How a Body Overheats
Tuesday Jul 14th, 2020Share
During exertion the body produces heat. To lose excess heat, the body uses a combination of radiation (loss of heat), convection (cooler air movement), conduction (contact with cooler surfaces), and evaporation (sweating). If surroundings are hotter than the body, it is limited to shedding excess heat by evaporation of sweat alone.
Unfortunately, copious sweating places a heavy load on circulation, which is needed to bring blood to the skin for cooling. As the body progressively dehydrates through sweating, circulation is compromised and heat storage begins to exceed heat removal. This further increases the strain on the circulatory system in a vicious cycle. The strain increases heart rate, sweat rate, and core and skin temperatures. Eventually the strain can cause heat stroke if the body is not cooled by some other means than sweat.
Solutions are to drink small glasses of water every 15 to 20 minutes, remove yourself from the sun for at least 5 minutes while drinking water, avoid caffeine which causes your body to lose water, and avoid working outside at the hottest times of the day.

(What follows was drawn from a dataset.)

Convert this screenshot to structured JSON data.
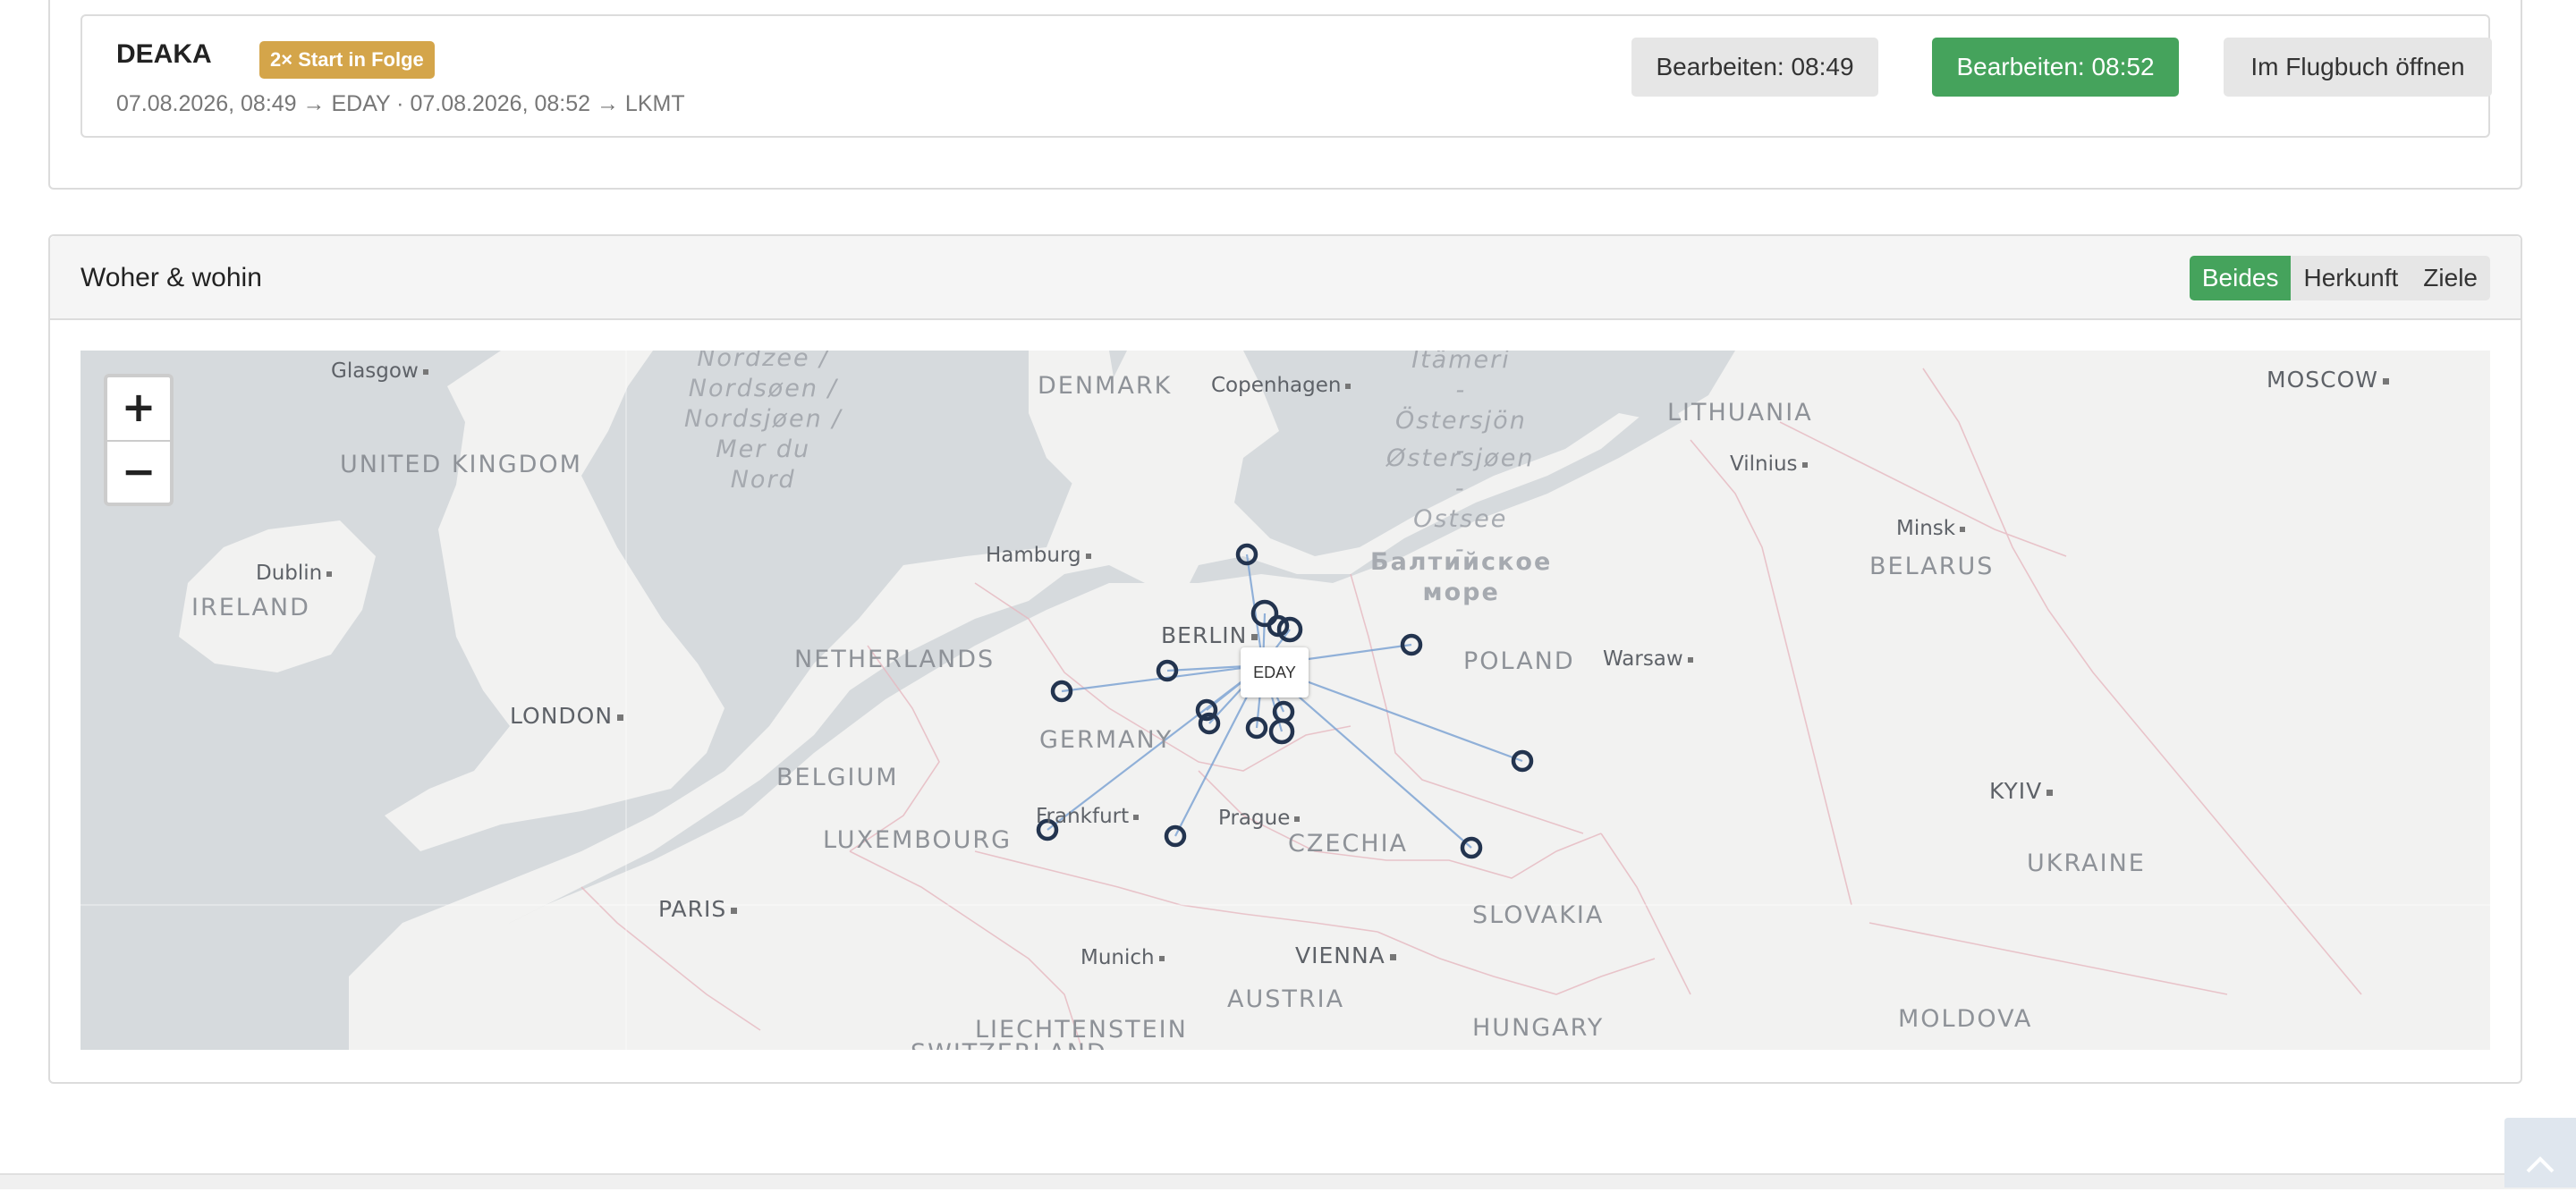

The more you do to bring your body temperature down, the more you can reestablish equilibrium between heat storage and heat removal.